His atheism makes Pieter van Woensel a unique source in travel writing on Turkey and Islam. The theme of atheism in Islam and Turkey itself, however, was not new in Orientalist publications. For, owing to its doctrine of outward acts of faith (orthopraxis), the paramount, overwhelming and principal aspect of Islam is exteriority. Not faith but form, as in ‘right practice’, defines who is a Muslim.
For Western visitors accustomed to orthodoxy, this zealousness in mundane matters, at the expense of pious inwardness, contained a tincture of irreligion, and irreverence to the sacred. They pointed out the thin divide between such a state of mind and unadulterated materialism. They could well imagine this to result in atheism. In the words of Oene Noordenbos: ‘There are forms of faith that are actually atheistic. A philosophical conception of God (Godsbegrip) that is without religious sentiment and does not constitute a special motivating force in life, has little religious importance, although it will not plainly be named atheism. For even a macchiavellian view on religion as a political instrument will avoid the word atheism.’
(As if the Islamist regime in Turkey wished to hammer home precisely that subtlety, the fledgling Turkish Association of Atheists (Ateizm Derneği, the first ever such organisation in the Middle East) was convicted of a ‘hate crime’ pursuant to article 216 of the Turkish penal code – ‘inciting the population to enmity or hatred and denigration’, in March 2015.)
As the majority of writers on Turkey continued to diligently copy out one other, Paul Rycaut’s authoritative and much plundered History (1665 and many reprints) became a major supplier of content well into the eighteenth century. Most of it was borrowed by, for example, Businello, whose work was in turn plagiarised by Habesci. In a chapter ‘Of the irreligion of the Turks, and its probable consequences’, he wrote: ‘Notwithstanding the great appearance of devotion amongst the Turks, the principle of whose religion is Deism, yet its very opposite, Atheism, has generally prevailed of late years. (…) as no people on earth entertain such doubts of their religion as the Turks do of their’s, it is not in the least surprising, that they have proceeded one step farther, and embraced Atheism.’

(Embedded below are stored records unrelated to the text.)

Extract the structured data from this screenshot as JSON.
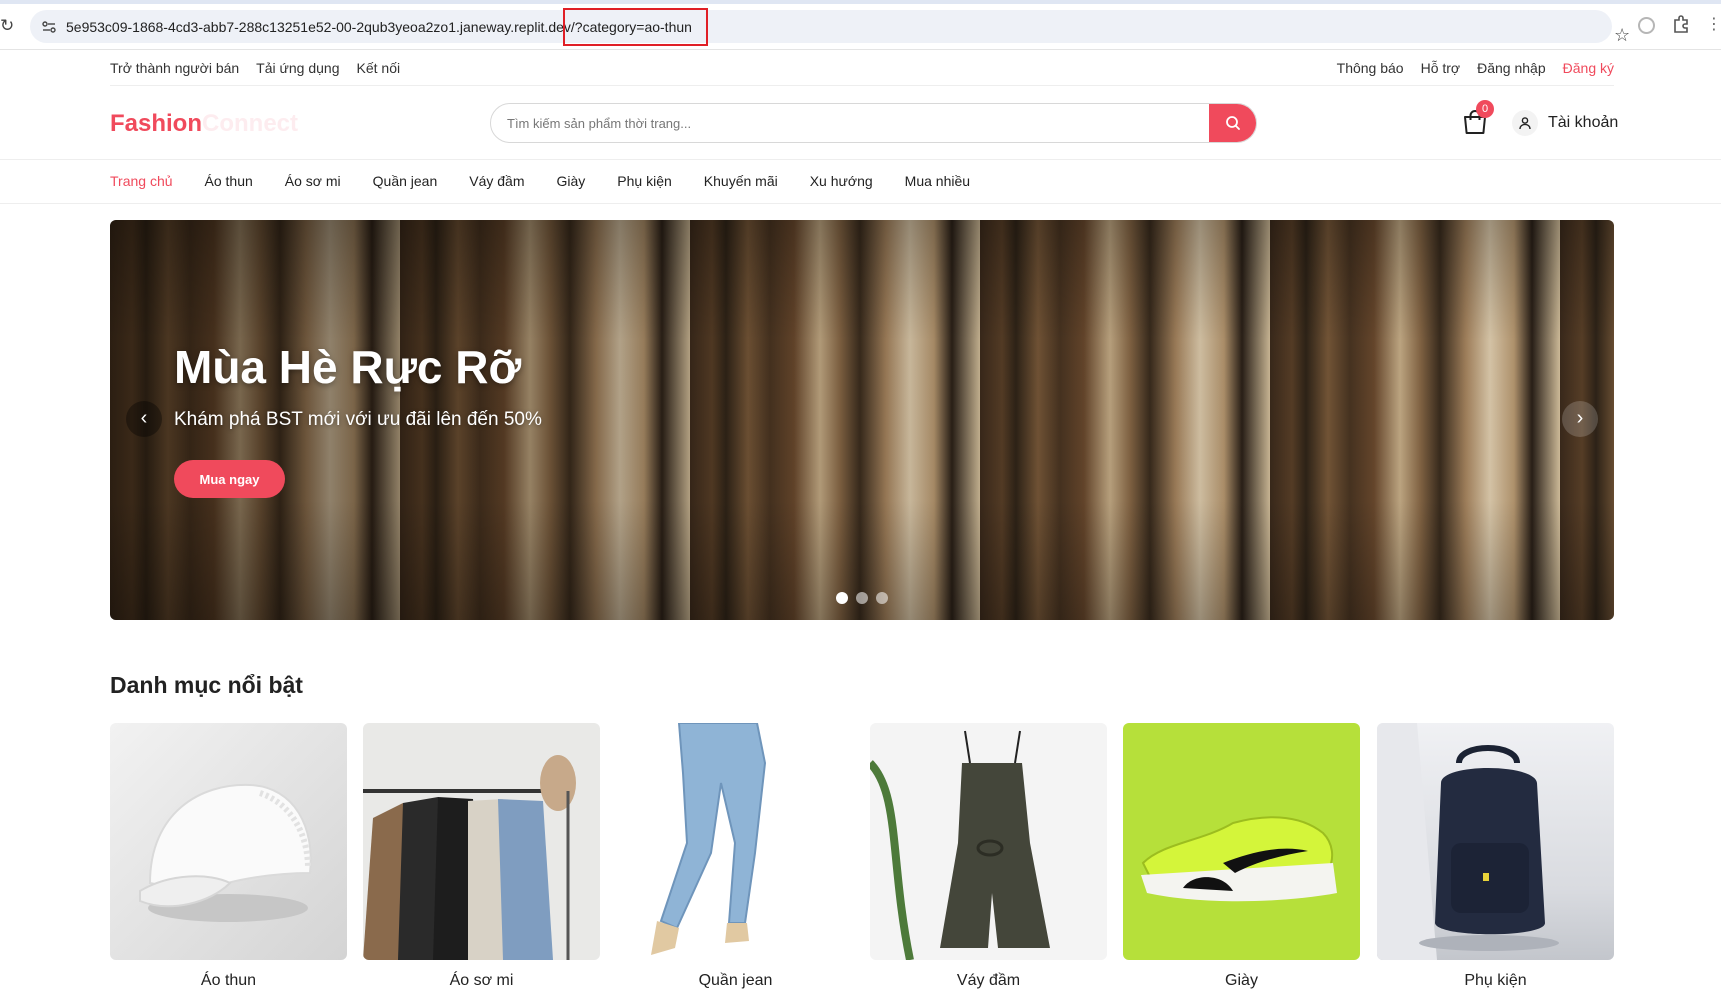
{
  "browser": {
    "url": "5e953c09-1868-4cd3-abb7-288c13251e52-00-2qub3yeoa2zo1.janeway.replit.dev/?category=ao-thun"
  },
  "topbar": {
    "left": [
      "Trở thành người bán",
      "Tải ứng dụng",
      "Kết nối"
    ],
    "right": [
      "Thông báo",
      "Hỗ trợ",
      "Đăng nhập",
      "Đăng ký"
    ]
  },
  "header": {
    "logo_part1": "Fashion",
    "logo_part2": "Connect",
    "search_placeholder": "Tìm kiếm sản phẩm thời trang...",
    "cart_count": "0",
    "account_label": "Tài khoản"
  },
  "nav": {
    "items": [
      "Trang chủ",
      "Áo thun",
      "Áo sơ mi",
      "Quần jean",
      "Váy đầm",
      "Giày",
      "Phụ kiện",
      "Khuyến mãi",
      "Xu hướng",
      "Mua nhiều"
    ],
    "active_index": 0
  },
  "hero": {
    "title": "Mùa Hè Rực Rỡ",
    "subtitle": "Khám phá BST mới với ưu đãi lên đến 50%",
    "cta": "Mua ngay",
    "slide_count": 3,
    "active_slide": 0
  },
  "categories": {
    "title": "Danh mục nổi bật",
    "items": [
      {
        "label": "Áo thun"
      },
      {
        "label": "Áo sơ mi"
      },
      {
        "label": "Quần jean"
      },
      {
        "label": "Váy đầm"
      },
      {
        "label": "Giày"
      },
      {
        "label": "Phụ kiện"
      }
    ]
  },
  "colors": {
    "accent": "#f04a5c",
    "highlight_box": "#e01f26",
    "shoe_bg": "#b6e03a"
  }
}
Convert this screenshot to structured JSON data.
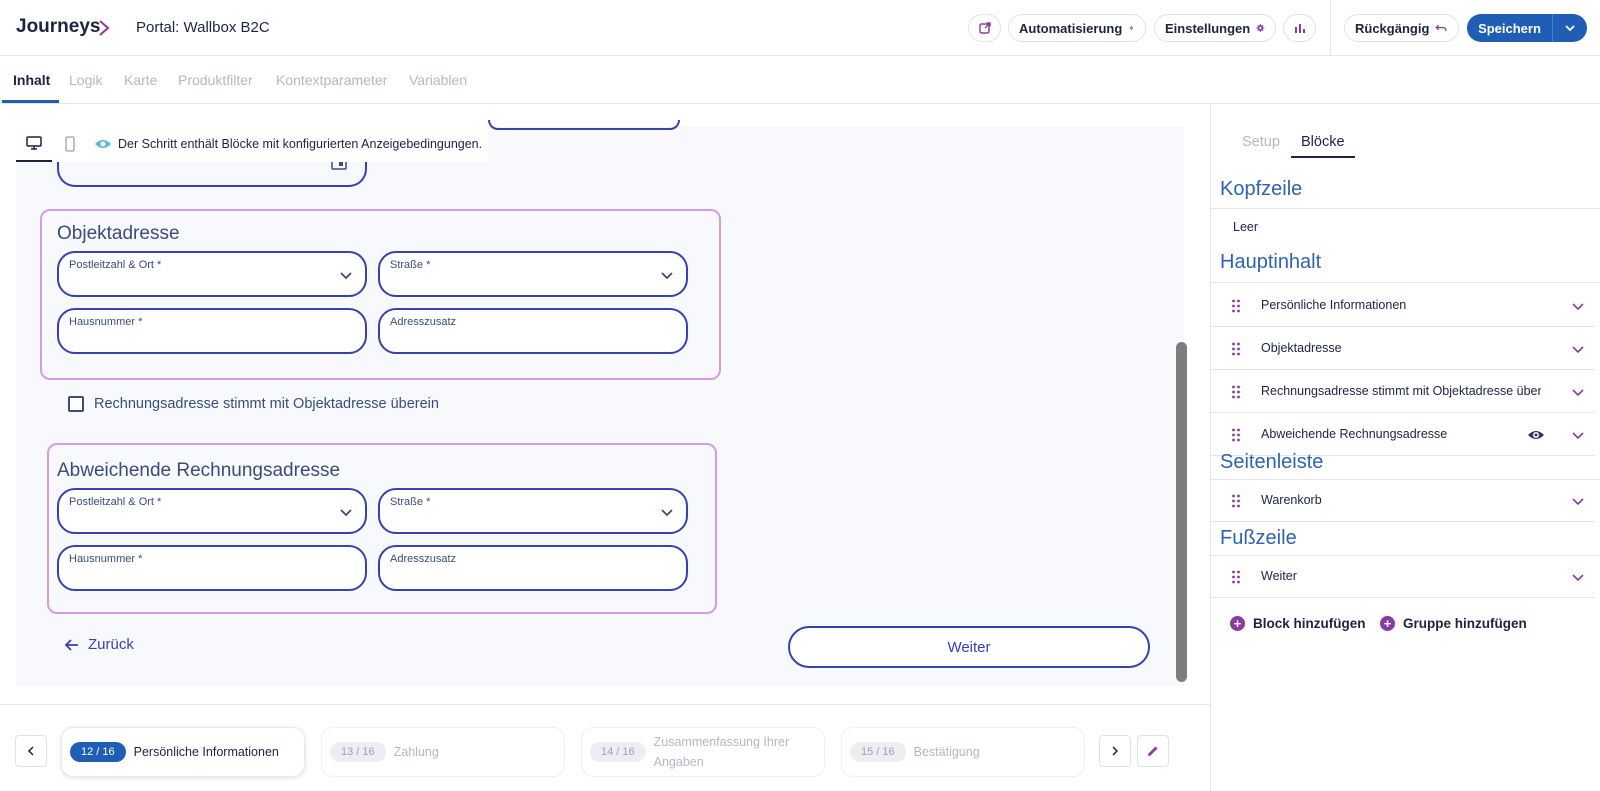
{
  "topbar": {
    "brand": "Journeys",
    "portal": "Portal: Wallbox B2C",
    "automation_label": "Automatisierung",
    "settings_label": "Einstellungen",
    "undo_label": "Rückgängig",
    "save_label": "Speichern"
  },
  "tabs": [
    "Inhalt",
    "Logik",
    "Karte",
    "Produktfilter",
    "Kontextparameter",
    "Variablen"
  ],
  "canvas": {
    "condition_notice": "Der Schritt enthält Blöcke mit konfigurierten Anzeigebedingungen.",
    "object_address": {
      "title": "Objektadresse",
      "fields": [
        "Postleitzahl & Ort *",
        "Straße *",
        "Hausnummer *",
        "Adresszusatz"
      ]
    },
    "checkbox_label": "Rechnungsadresse stimmt mit Objektadresse überein",
    "billing_address": {
      "title": "Abweichende Rechnungsadresse",
      "fields": [
        "Postleitzahl & Ort *",
        "Straße *",
        "Hausnummer *",
        "Adresszusatz"
      ]
    },
    "back_label": "Zurück",
    "next_label": "Weiter"
  },
  "stepper": {
    "steps": [
      {
        "badge": "12 / 16",
        "label": "Persönliche Informationen",
        "current": true
      },
      {
        "badge": "13 / 16",
        "label": "Zahlung",
        "current": false
      },
      {
        "badge": "14 / 16",
        "label": "Zusammenfassung Ihrer Angaben",
        "current": false
      },
      {
        "badge": "15 / 16",
        "label": "Bestätigung",
        "current": false
      }
    ]
  },
  "rpanel": {
    "tabs": [
      "Setup",
      "Blöcke"
    ],
    "header_title": "Kopfzeile",
    "header_empty": "Leer",
    "main_title": "Hauptinhalt",
    "main_blocks": [
      "Persönliche Informationen",
      "Objektadresse",
      "Rechnungsadresse stimmt mit Objektadresse über",
      "Abweichende Rechnungsadresse"
    ],
    "sidebar_title": "Seitenleiste",
    "sidebar_blocks": [
      "Warenkorb"
    ],
    "footer_title": "Fußzeile",
    "footer_blocks": [
      "Weiter"
    ],
    "add_block": "Block hinzufügen",
    "add_group": "Gruppe hinzufügen"
  },
  "icons": {
    "chevron_right": "chevron-right-icon",
    "external_link": "external-link-icon",
    "lightning": "lightning-icon",
    "gear": "gear-icon",
    "bar_chart": "bar-chart-icon",
    "undo": "undo-icon",
    "desktop": "desktop-icon",
    "mobile": "mobile-icon",
    "eye": "eye-icon",
    "pencil": "pencil-icon",
    "drag_handle": "drag-handle-icon",
    "plus": "plus-icon"
  },
  "colors": {
    "primary": "#1f5eb4",
    "accent_purple": "#8a3aa0",
    "field_border": "#3a3fb1",
    "group_border": "#d59be8",
    "section_blue": "#2f63ad"
  }
}
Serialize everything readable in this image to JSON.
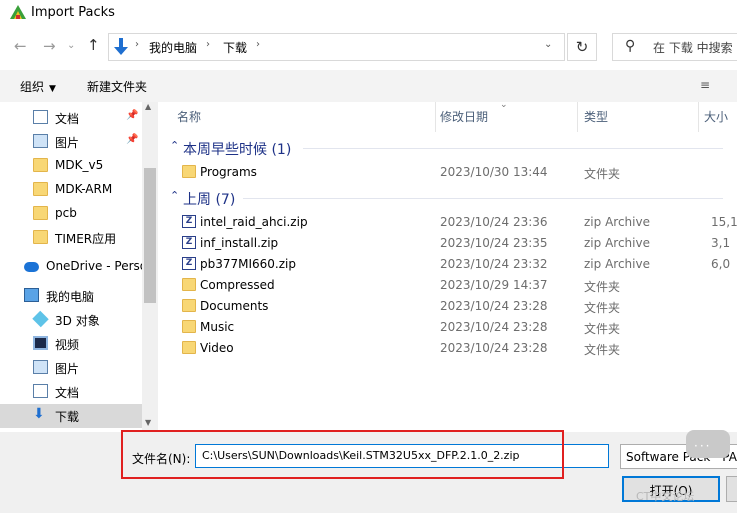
{
  "window": {
    "title": "Import Packs"
  },
  "address": {
    "back_icon": "arrow-left-icon",
    "forward_icon": "arrow-right-icon",
    "up_icon": "arrow-up-icon",
    "crumbs": [
      "我的电脑",
      "下载"
    ],
    "separator": "›",
    "dropdown": "⌄",
    "refresh": "↻",
    "search_placeholder": "在 下载 中搜索"
  },
  "toolbar": {
    "organize": "组织",
    "new_folder": "新建文件夹",
    "view_icon": "≡",
    "caret": "▼"
  },
  "nav": {
    "items": [
      {
        "label": "文档",
        "icon": "document-icon",
        "pinned": true
      },
      {
        "label": "图片",
        "icon": "pictures-icon",
        "pinned": true
      },
      {
        "label": "MDK_v5",
        "icon": "folder-icon",
        "pinned": false
      },
      {
        "label": "MDK-ARM",
        "icon": "folder-icon",
        "pinned": false
      },
      {
        "label": "pcb",
        "icon": "folder-icon",
        "pinned": false
      },
      {
        "label": "TIMER应用",
        "icon": "folder-icon",
        "pinned": false
      },
      {
        "label": "OneDrive - Personal",
        "icon": "cloud-icon",
        "pinned": false
      },
      {
        "label": "我的电脑",
        "icon": "computer-icon",
        "pinned": false
      },
      {
        "label": "3D 对象",
        "icon": "cube-icon",
        "pinned": false
      },
      {
        "label": "视频",
        "icon": "video-icon",
        "pinned": false
      },
      {
        "label": "图片",
        "icon": "pictures-icon",
        "pinned": false
      },
      {
        "label": "文档",
        "icon": "document-icon",
        "pinned": false
      },
      {
        "label": "下载",
        "icon": "download-icon",
        "pinned": false,
        "selected": true
      }
    ],
    "pin_glyph": "📌"
  },
  "columns": {
    "name": "名称",
    "date": "修改日期",
    "type": "类型",
    "size": "大小"
  },
  "groups": [
    {
      "label": "本周早些时候 (1)",
      "rows": [
        {
          "name": "Programs",
          "date": "2023/10/30 13:44",
          "type": "文件夹",
          "size": "",
          "kind": "folder"
        }
      ]
    },
    {
      "label": "上周 (7)",
      "rows": [
        {
          "name": "intel_raid_ahci.zip",
          "date": "2023/10/24 23:36",
          "type": "zip Archive",
          "size": "15,1",
          "kind": "zip"
        },
        {
          "name": "inf_install.zip",
          "date": "2023/10/24 23:35",
          "type": "zip Archive",
          "size": "3,1",
          "kind": "zip"
        },
        {
          "name": "pb377MI660.zip",
          "date": "2023/10/24 23:32",
          "type": "zip Archive",
          "size": "6,0",
          "kind": "zip"
        },
        {
          "name": "Compressed",
          "date": "2023/10/29 14:37",
          "type": "文件夹",
          "size": "",
          "kind": "folder"
        },
        {
          "name": "Documents",
          "date": "2023/10/24 23:28",
          "type": "文件夹",
          "size": "",
          "kind": "folder"
        },
        {
          "name": "Music",
          "date": "2023/10/24 23:28",
          "type": "文件夹",
          "size": "",
          "kind": "folder"
        },
        {
          "name": "Video",
          "date": "2023/10/24 23:28",
          "type": "文件夹",
          "size": "",
          "kind": "folder"
        }
      ]
    }
  ],
  "bottom": {
    "filename_label": "文件名(N):",
    "filename_value": "C:\\Users\\SUN\\Downloads\\Keil.STM32U5xx_DFP.2.1.0_2.zip",
    "filter_value": "Software Pack - PACK",
    "open_label": "打开(O)",
    "watermark": "CT中文论坛"
  },
  "colors": {
    "accent": "#0078d7",
    "group_header": "#1e3287",
    "highlight_box": "#e02020"
  }
}
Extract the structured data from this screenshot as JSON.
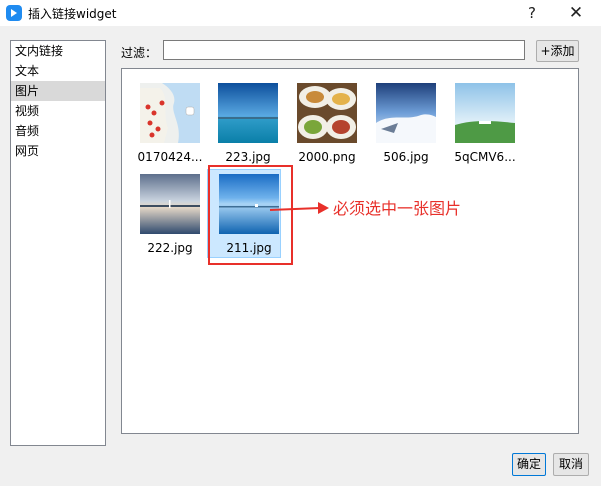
{
  "window": {
    "title": "插入链接widget",
    "help": "?",
    "close": "✕"
  },
  "sidebar": {
    "items": [
      {
        "label": "文内链接",
        "active": false
      },
      {
        "label": "文本",
        "active": false
      },
      {
        "label": "图片",
        "active": true
      },
      {
        "label": "视频",
        "active": false
      },
      {
        "label": "音频",
        "active": false
      },
      {
        "label": "网页",
        "active": false
      }
    ]
  },
  "filter": {
    "label": "过滤：",
    "value": "",
    "add_label": "+添加"
  },
  "gallery": {
    "items": [
      {
        "name": "0170424...",
        "icon": "map-thumbnail"
      },
      {
        "name": "223.jpg",
        "icon": "sea-thumbnail"
      },
      {
        "name": "2000.png",
        "icon": "food-thumbnail"
      },
      {
        "name": "506.jpg",
        "icon": "sky-thumbnail"
      },
      {
        "name": "5qCMV6...",
        "icon": "landscape-thumbnail"
      },
      {
        "name": "222.jpg",
        "icon": "sunset-thumbnail"
      },
      {
        "name": "211.jpg",
        "icon": "ocean-thumbnail",
        "selected": true
      }
    ]
  },
  "annotation": {
    "text": "必须选中一张图片",
    "color": "#e8302a"
  },
  "footer": {
    "ok_label": "确定",
    "cancel_label": "取消"
  }
}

We also find various reports, dispersed through the travel literature, about individual atheists, and critics of Islam and of religion in general in Turkey. Lord Charlemont wrote out a down-to-earth dialogue he had ‘with a sensible Turk’ in the year 1749, d’Ohsson informs us of the top ulema turned preacher of atheism Nadazlı Sarı Abdurrahman Efendi (executed in 1602), and Thomas Smith relates the anecdote of Lari Efendi, the publicly known self-declared atheist in the Constantinople of the 1650s and 60s, allegedly an acquaintance of Dutch Resident Levinus Warner. ‘Whenever he went to visit Signor Warner (…) the first salute upon the very sight of him was, there is not, meaning a God; to which the Resident would immediately reply, there is; after which they would often descend to a close dispute about that dictate of universal nature, and right reason.’
In short, many writers would assent to the observation by D’Arvieux, (who was befriended with an easy-going religious judge (qadi) with whom he emptied many a bottle while discussing religious matters ‘as freely as if they were in England’), that one finds the pious, the superstitious, as well as ‘des esprits forts, des libertins’ (and atheists) in Islam, and in Turkey, like in any other religion or country.